Work required: Could you filter the data below down to the lines that hold the word "document"?

Data provided:
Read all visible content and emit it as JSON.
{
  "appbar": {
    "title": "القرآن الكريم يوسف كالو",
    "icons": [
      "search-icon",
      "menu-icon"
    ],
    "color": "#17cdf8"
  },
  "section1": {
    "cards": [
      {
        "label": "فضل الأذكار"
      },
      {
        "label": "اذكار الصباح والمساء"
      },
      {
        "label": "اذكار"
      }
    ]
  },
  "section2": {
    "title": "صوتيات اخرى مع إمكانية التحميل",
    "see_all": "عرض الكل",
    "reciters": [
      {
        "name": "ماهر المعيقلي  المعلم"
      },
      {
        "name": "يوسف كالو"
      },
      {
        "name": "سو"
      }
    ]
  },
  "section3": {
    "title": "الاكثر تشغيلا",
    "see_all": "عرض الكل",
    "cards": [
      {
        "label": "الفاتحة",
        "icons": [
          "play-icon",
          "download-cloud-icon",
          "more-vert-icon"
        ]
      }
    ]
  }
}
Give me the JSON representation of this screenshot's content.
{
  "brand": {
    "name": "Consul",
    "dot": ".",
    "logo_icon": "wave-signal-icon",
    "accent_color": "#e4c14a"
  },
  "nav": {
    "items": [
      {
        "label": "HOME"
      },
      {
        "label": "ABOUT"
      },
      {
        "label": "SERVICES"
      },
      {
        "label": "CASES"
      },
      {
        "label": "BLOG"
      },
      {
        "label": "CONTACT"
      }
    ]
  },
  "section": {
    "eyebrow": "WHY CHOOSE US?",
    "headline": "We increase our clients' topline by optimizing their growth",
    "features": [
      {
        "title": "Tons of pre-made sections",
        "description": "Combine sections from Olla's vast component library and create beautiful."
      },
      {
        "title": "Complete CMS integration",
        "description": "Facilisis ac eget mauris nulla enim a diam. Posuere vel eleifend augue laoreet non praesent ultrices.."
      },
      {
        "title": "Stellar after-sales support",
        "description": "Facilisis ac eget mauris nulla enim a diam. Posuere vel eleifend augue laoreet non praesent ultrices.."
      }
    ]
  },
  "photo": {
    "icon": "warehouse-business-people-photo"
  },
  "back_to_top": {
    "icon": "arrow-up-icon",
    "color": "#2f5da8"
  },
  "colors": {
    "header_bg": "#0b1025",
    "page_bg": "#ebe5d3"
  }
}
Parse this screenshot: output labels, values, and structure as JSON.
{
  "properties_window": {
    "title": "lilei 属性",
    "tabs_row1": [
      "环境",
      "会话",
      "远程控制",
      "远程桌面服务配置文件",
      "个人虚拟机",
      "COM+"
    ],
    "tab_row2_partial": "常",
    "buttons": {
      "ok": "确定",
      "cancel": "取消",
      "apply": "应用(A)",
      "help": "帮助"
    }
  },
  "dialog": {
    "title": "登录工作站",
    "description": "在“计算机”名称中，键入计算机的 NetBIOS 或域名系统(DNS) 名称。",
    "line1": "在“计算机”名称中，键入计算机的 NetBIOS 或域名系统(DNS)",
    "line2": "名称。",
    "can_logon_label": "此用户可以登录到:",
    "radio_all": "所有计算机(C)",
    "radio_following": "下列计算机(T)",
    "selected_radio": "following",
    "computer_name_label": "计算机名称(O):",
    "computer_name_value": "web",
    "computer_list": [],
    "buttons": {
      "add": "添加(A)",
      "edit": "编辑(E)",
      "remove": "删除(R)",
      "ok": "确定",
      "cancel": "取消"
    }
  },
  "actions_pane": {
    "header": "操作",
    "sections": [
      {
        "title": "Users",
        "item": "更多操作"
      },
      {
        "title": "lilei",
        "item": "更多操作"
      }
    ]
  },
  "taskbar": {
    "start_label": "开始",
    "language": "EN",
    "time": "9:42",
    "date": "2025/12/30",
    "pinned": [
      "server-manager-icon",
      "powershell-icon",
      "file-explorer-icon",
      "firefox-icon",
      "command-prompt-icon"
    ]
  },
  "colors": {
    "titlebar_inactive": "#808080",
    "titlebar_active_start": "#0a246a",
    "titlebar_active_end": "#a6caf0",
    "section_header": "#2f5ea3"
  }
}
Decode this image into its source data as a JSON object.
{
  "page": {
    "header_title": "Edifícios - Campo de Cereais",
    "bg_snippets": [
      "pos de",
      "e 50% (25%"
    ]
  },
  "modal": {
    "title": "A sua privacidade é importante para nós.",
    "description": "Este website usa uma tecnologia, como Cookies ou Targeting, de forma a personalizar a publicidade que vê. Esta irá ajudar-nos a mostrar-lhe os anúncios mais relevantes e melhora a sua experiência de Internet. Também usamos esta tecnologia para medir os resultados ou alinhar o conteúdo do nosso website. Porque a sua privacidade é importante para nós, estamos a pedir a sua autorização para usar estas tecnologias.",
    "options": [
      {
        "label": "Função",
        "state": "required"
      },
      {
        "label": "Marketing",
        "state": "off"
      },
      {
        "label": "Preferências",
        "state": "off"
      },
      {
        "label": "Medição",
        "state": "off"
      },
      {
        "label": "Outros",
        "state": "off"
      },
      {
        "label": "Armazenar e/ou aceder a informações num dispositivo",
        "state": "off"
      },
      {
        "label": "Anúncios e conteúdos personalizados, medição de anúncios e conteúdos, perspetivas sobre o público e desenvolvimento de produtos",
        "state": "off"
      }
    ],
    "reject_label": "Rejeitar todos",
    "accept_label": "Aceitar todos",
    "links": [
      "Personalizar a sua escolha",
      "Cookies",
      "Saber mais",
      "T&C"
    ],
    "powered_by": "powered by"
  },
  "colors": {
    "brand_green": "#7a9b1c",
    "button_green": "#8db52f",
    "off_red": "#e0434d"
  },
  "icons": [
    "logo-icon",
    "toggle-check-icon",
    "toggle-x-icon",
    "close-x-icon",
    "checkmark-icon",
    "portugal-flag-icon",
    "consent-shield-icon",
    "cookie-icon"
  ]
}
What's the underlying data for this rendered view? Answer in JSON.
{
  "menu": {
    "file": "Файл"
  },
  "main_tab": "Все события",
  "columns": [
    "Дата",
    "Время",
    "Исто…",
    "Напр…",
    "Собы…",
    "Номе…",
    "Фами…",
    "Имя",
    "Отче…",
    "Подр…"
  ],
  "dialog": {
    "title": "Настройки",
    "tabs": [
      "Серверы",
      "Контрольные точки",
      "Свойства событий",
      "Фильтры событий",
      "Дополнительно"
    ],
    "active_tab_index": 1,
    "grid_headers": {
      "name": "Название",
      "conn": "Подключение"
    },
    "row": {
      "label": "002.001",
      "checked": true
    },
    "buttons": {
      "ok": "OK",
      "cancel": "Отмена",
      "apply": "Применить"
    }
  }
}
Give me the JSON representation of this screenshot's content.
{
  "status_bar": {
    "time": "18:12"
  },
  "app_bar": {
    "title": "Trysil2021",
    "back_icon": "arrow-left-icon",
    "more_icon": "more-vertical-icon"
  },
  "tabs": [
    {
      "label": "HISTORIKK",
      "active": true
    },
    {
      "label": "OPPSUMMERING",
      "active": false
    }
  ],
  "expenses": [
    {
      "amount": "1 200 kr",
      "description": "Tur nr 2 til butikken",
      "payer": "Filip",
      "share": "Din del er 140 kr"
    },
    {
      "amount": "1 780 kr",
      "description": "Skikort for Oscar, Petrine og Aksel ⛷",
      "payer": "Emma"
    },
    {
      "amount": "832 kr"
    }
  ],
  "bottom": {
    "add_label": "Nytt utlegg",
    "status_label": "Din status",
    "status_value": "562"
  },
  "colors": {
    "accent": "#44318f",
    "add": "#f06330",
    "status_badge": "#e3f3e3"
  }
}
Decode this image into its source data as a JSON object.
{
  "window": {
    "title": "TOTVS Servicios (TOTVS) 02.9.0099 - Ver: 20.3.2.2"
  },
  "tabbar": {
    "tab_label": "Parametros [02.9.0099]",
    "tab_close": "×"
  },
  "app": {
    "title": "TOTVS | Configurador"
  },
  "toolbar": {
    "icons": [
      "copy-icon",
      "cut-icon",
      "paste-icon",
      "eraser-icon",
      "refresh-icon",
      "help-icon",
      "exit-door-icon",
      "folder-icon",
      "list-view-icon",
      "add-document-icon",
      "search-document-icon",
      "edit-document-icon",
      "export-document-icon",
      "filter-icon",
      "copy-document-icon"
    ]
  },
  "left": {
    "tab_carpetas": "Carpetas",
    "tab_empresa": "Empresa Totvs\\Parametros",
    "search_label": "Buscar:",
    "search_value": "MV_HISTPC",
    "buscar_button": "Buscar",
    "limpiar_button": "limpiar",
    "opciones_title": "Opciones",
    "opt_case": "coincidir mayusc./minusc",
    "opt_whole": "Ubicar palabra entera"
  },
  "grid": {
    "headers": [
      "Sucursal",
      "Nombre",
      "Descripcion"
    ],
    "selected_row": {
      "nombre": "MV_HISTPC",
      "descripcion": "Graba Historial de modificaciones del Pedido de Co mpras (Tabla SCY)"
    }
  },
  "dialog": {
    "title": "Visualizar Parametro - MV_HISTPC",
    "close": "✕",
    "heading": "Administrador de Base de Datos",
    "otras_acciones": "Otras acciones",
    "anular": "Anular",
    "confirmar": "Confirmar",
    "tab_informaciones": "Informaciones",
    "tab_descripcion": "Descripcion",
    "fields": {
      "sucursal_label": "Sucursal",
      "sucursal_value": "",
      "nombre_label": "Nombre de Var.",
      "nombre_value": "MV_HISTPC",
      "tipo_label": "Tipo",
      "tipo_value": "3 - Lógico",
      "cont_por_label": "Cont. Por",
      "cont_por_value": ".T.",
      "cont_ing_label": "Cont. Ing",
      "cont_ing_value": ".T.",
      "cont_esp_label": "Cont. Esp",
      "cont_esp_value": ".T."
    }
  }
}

Result:
      "add-document-icon",
      "search-document-icon",
      "edit-document-icon",
      "export-document-icon",
      "copy-document-icon"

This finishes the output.